While the American League Championship Series is all set to go, the National League side of the postseason is still stuck in the Divisional Series. On Monday, the Washington Nationals staved off elimination behind a solid effort from right-hander Doug Fister. After both Fister and Giants starter Madison Bumgarner exchanged scoreless frames for the first 6 innings, Washington tallied 3 runs in the 7th. The Nationals collected their first two runs after Bumgarner committed a throwing error, while the third Nationals run scored on an Asdrubal Cabrera single. Fister left the game after tossing 7 innings of scoreless baseball, and the Nationals pen held the Giants bats in order for the rest of the contest. In the home half of the 9th inning, Nationals closer Drew Storen surrendered a run, but wound up putting the finishing touches on a 4-1 Washington victory. Later on Tuesday night, the Cardinals and Dodgers met with the divisional series advantage on the line. Tied at one game a side, the Cardinals sent out former Red Sox hurler John Lackey, while the Dodgers countered with Hyun-jin Ryu. Cardinals second baseman Matt Carpenter remained scorching hot at the plate, as his 3rd inning home run gave St. Louis an early lead. The Dodgers tied the score in the 6th inning, after Hanley Ramirez doubled to score Yasiel Puig. Ryu would leave the game after 6 innings on 1 run baseball, and give way to Dodgers reliever Scott Elbert. The right-hander quickly allowed a lead off double to Yadier Molina, and then surrendered a booming 2-run home run off the bat of Kolton Wong. Wong’s home run ended up being the difference in the game, as Trevor Rosenthal secured a 3-1 win for St. Louis.
- So far this postseason, we’ve seen gigantic moments come from unheralded positions. Players that haven’t seen much, if any, major league time have altered the course of dozens playoff games this October. While the Royals bullpen was highly touted entering the postseason, no one pegged players like Terrance Gore or Jarrod Dyson as game-changers. Likewise, flame-thrower Hunter Strickland wasn’t supposed to make an impact this fall, but low and behold he’s been one of the Giants go-to arms. The impact of bullpens and benches this October is a huge reason why this postseason has seen been unlike any other. (The Other Guys: How benches and bullpens are shaping the MLB Playoffs)

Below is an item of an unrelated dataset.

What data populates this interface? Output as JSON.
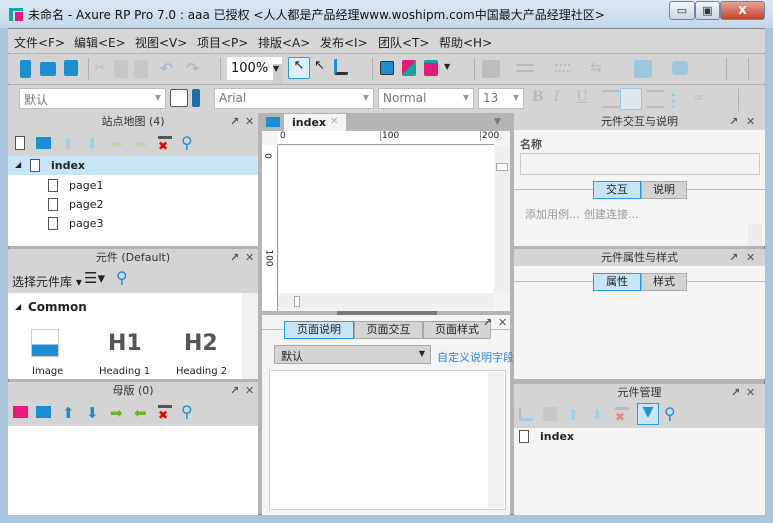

- Giants newly recalled late innings reliever Hunter Strickland turned a lot of head this October, after the right-hander unleashed a cannon for an arm. In just 7 total major league innings — including the postseason — Strickland has struck out 9 and walked just 1. However, Strickland’s road to the MLB playoffs wasn’t an easy one. Drafted by the Red Sox in 2007, the Georgia native never sniffed the majors in 3 seasons in Boston’s farm system, and was shipped to Pittsburgh in 2010 in exchange for Adam LaRoche. Mainly operating as a starting pitcher in the minors, Strickland didn’t find his true value until he made the move to the pen. (Long before he threw 100: Hunter Strickland’s Red Sox tenure recalled)
- With the Red Sox strapped for starting pitching, the team will need to cast a wide net in order to fill their vacant rotation spots. Of course names like James Shields and Jon Lester are available on the free agent market, but Boston could also look overseas to fortify their rotation. Soon to be posted Japanese right-hander Kenta Maeda could fit the bill for Boston, and is already reportedly interested in joining the Sox. However like his fellow countrymen, Maeda will come with a hefty price tag. (Kenta Maeda wants to pitch for Red Sox or Yankees)
- The Red Sox have the money and resources to be extremely active this offseason, and with evident needs Boston shouldn’t waste any time getting to work this winter. The highest priority for the Red Sox this offseason will be starting pitching. Next will be trying to figure out what to do with all of their outfielders. The team will also explore left-handed options at third base, with Will Middlebrooks proving to be unreliable. (Offseason Outlook: Boston Red Sox)
- Unlike sports like football, baseball usually won’t grade out well nationally, in terms of viewership. Baseball, like other sports, gains most of its viewers locally and relies on the teams city to pull large numbers. This past season, regular season baseball was the most popular things to watch from the hours of 7-11, in over 10 metropolitan areas. Who says baseball is dying? (For MLB business, local TV viewership stays strong)
- Tweet of the day: Ross knows Lack
Jon Lackey is a stud, knows how to pitch when it counts!
— David Ross (@D_Ross3) October 7, 2014